He took most of the photographs while studying for his original degree in product design, before going on to do his Masters in art and design.
He said: “The photographic project was a huge inspiration for me, and has fuelled my interest in other areas of art. I did my Masters thesis on a philosophy I labelled ‘hissism’ looking at the way art helps explain some of the basics of the universe.
“Now I am painting a lot more, printmaking and doing illustration work.”
He returns to Cardiff often and will be there for the duration of the exhibition, though currently he is living back home in Denbigh, North Wales, where he grew up. He is one of three brothers to his parents, PR company owner Ceidiog Hughes and his wife Hilary.
He attended Twm o’r Nant primary school, Denbigh, and then Ysgol Glan Clwyd high school in St Asaph but it was not until university that Gethin discovered his talent for art.

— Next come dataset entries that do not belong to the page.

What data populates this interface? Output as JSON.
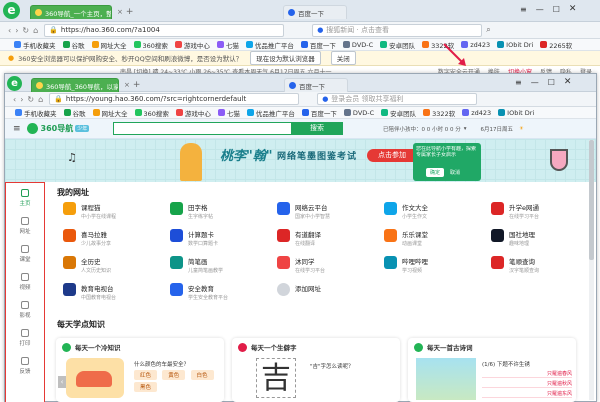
{
  "outer": {
    "tab1": "360导航_一个主页，整个世界",
    "tab2": "百度一下",
    "addr": "https://hao.360.com/?a1004",
    "search_ph": "搜狐新闻 · 点击查看",
    "bookmarks": [
      "手机收藏夹",
      "谷歌",
      "网址大全",
      "360搜索",
      "游戏中心",
      "七猫",
      "优品推广平台",
      "百度一下",
      "DVD-C",
      "安卓团队",
      "3322软",
      "zd423",
      "IObit Dri",
      "2265软"
    ],
    "notif_text": "360安全浏览器可以保护网购安全、秒开QQ空间和刷浪微博，是否设为默认？",
    "notif_btn1": "现在设为默认浏览器",
    "notif_btn2": "关闭",
    "weather": "南昌 [切换]   晴 24~33℃   小雨 26~35℃   查看本周天气   6月17日周五   六月十一",
    "right_links": [
      "数字安全云开通",
      "换肤",
      "切换小窗",
      "反馈",
      "隐私",
      "登录"
    ]
  },
  "inner": {
    "tab1": "360导航_360导航，以家长原...",
    "tab2": "百度一下",
    "addr": "https://young.hao.360.com/?src=rightcornerdefault",
    "search_ph": "登录会员 领取共享福利",
    "bookmarks": [
      "手机收藏夹",
      "谷歌",
      "网址大全",
      "360搜索",
      "游戏中心",
      "七猫",
      "优品推广平台",
      "百度一下",
      "DVD-C",
      "安卓团队",
      "3322软",
      "zd423",
      "IObit Dri"
    ],
    "logo": "360导航",
    "search_btn": "搜索",
    "timer": "已陪伴小孩中：0 0 小时 0 0 分",
    "date": "6月17日周五",
    "banner_title": "桃李\"翰\"",
    "banner_sub": "网络笔墨图鉴考试",
    "banner_btn": "点击参加",
    "tooltip_text": "您在此导航小学有趣，探索专属家长子女启示",
    "tooltip_btn1": "确定",
    "tooltip_btn2": "取消",
    "sidebar": [
      "主页",
      "网址",
      "课堂",
      "视频",
      "影视",
      "打印",
      "反馈"
    ],
    "my_sites_title": "我的网址",
    "sites": [
      {
        "name": "课程猫",
        "desc": "中小学在线课程",
        "color": "#f59e0b"
      },
      {
        "name": "田字格",
        "desc": "生字练字帖",
        "color": "#16a34a"
      },
      {
        "name": "网络云平台",
        "desc": "国家中小学智慧",
        "color": "#2563eb"
      },
      {
        "name": "作文大全",
        "desc": "小学生作文",
        "color": "#0ea5e9"
      },
      {
        "name": "升学e网通",
        "desc": "在线学习平台",
        "color": "#dc2626"
      },
      {
        "name": "喜马拉雅",
        "desc": "少儿故事分享",
        "color": "#ea580c"
      },
      {
        "name": "计算题卡",
        "desc": "数学口算题卡",
        "color": "#1d4ed8"
      },
      {
        "name": "有道翻译",
        "desc": "在线翻译",
        "color": "#dc2626"
      },
      {
        "name": "乐乐课堂",
        "desc": "动画课堂",
        "color": "#f97316"
      },
      {
        "name": "国社地理",
        "desc": "趣味地理",
        "color": "#111827"
      },
      {
        "name": "全历史",
        "desc": "人文历史知识",
        "color": "#d97706"
      },
      {
        "name": "简笔画",
        "desc": "儿童简笔画教学",
        "color": "#0d9488"
      },
      {
        "name": "沐同学",
        "desc": "在线学习平台",
        "color": "#ef4444"
      },
      {
        "name": "哔哩哔哩",
        "desc": "学习视频",
        "color": "#0891b2"
      },
      {
        "name": "笔顺查询",
        "desc": "汉字笔顺查询",
        "color": "#dc2626"
      },
      {
        "name": "教育电视台",
        "desc": "中国教育电视台",
        "color": "#1e3a8a"
      },
      {
        "name": "安全教育",
        "desc": "学生安全教育平台",
        "color": "#2563eb"
      },
      {
        "name": "添加网址",
        "desc": "",
        "color": "#d1d5db"
      }
    ],
    "daily_title": "每天学点知识",
    "cards": [
      {
        "title": "每天一个冷知识",
        "q": "什么颜色的车最安全？",
        "opts": [
          "红色",
          "黄色",
          "白色",
          "黑色"
        ]
      },
      {
        "title": "每天一个生僻字",
        "q": "\"吉\"字怎么读呢？",
        "big": "吉"
      },
      {
        "title": "每天一首古诗词",
        "text": "(1/6) 下题不许生锈",
        "opts": [
          "只羅遍春风",
          "只羅遍秋风",
          "只羅遍东风"
        ]
      }
    ]
  }
}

“I guess I represent the creative side of the family,” he laughed. “I’m the only one of us into art. My brothers, Gareth and Gruff work in PR and accountancy.
“At the moment I’ve put the camera down for a while as I am really keen to develop my painting. I am looking to find an arts residency position, maybe in London, so I can carry on with it full time.”
Llinos, of Talywern, Hendy Parc, Llangenech, near Llanelli, hails from a musical family. She started playing piano when she was five and went on to become accomplished at both piano and violin.
She said: “I was born into a family of talented musicians so it was something which just came naturally too me.”
Her aunt is a pianist, her mum, Alison Goodwin is a pianist and organist, and her step dad, Andrew Goodwin, is an organist and a music examiner.
But it was art which pulled Llinos when she left home to go to university, studying first for a diploma at Carmarthen, before moving on to Cardiff.
She said: “I’ve always been interested in art and especially fashion. I’m obsessed with the great designer Alexander McQueen. At university I studied art and design, specialising in fashion. Then, as I was doing my Masters, things just started to evolve when I came up with an idea to interweave my music into artistic concepts.
“I don’t know how I had the idea for tying the paintbrush to my bowing arm, it just happened one day. I was researching people who painted with music in the background, inspired by sounds and rhythm, but I wondered what would happen if I let the music itself take the lead. The results have been amazing, creating entrancing patterns.”
Llinos, 23, used the patterns to make silk scarves which will be on show at the exhibition, along with the intriguing copies of her original designs on canvas. She’s also considering installing a video to demonstrate her unusual method of painting.
A former pupil of Ysgol Gyfun y Strade high school and Llanelli primary school, Llinos is also living back home while considering her future as an artist.
She said: “I moved into my brother Owain’s room as he left to go to drama school. I am really excited about the exhibition and I’m hoping it will provide a stepping stone to fulfilling my dream of finding a position with one of London’s top fashion houses and eventually reach a stage where I can launch out on my own.
“In the immediate future I’m going to stay at home to concentrate on my website in order to get my name out there and provide me with funds for the big move to London.
Llinos and Gethin’s joint exhibition coincides with one of Cardiff’s other major arts festivals, Diffusion, which runs throughout October.
Gethin said: “Ours is a separate exhibition, but we’re delighted that it’s being staged at the same time as Diffusion, which is one of the biggest events in the arts calendar. It is a fantastic opportunity for us to be on show when so many people from the arts community will be gathering in the city.”
The exhibition runs for a week from October 3 until October 12.Cardiff Made gallery is open Tuesdays to Saturdays from 10am-5pm and Sundays from 11am-4pm.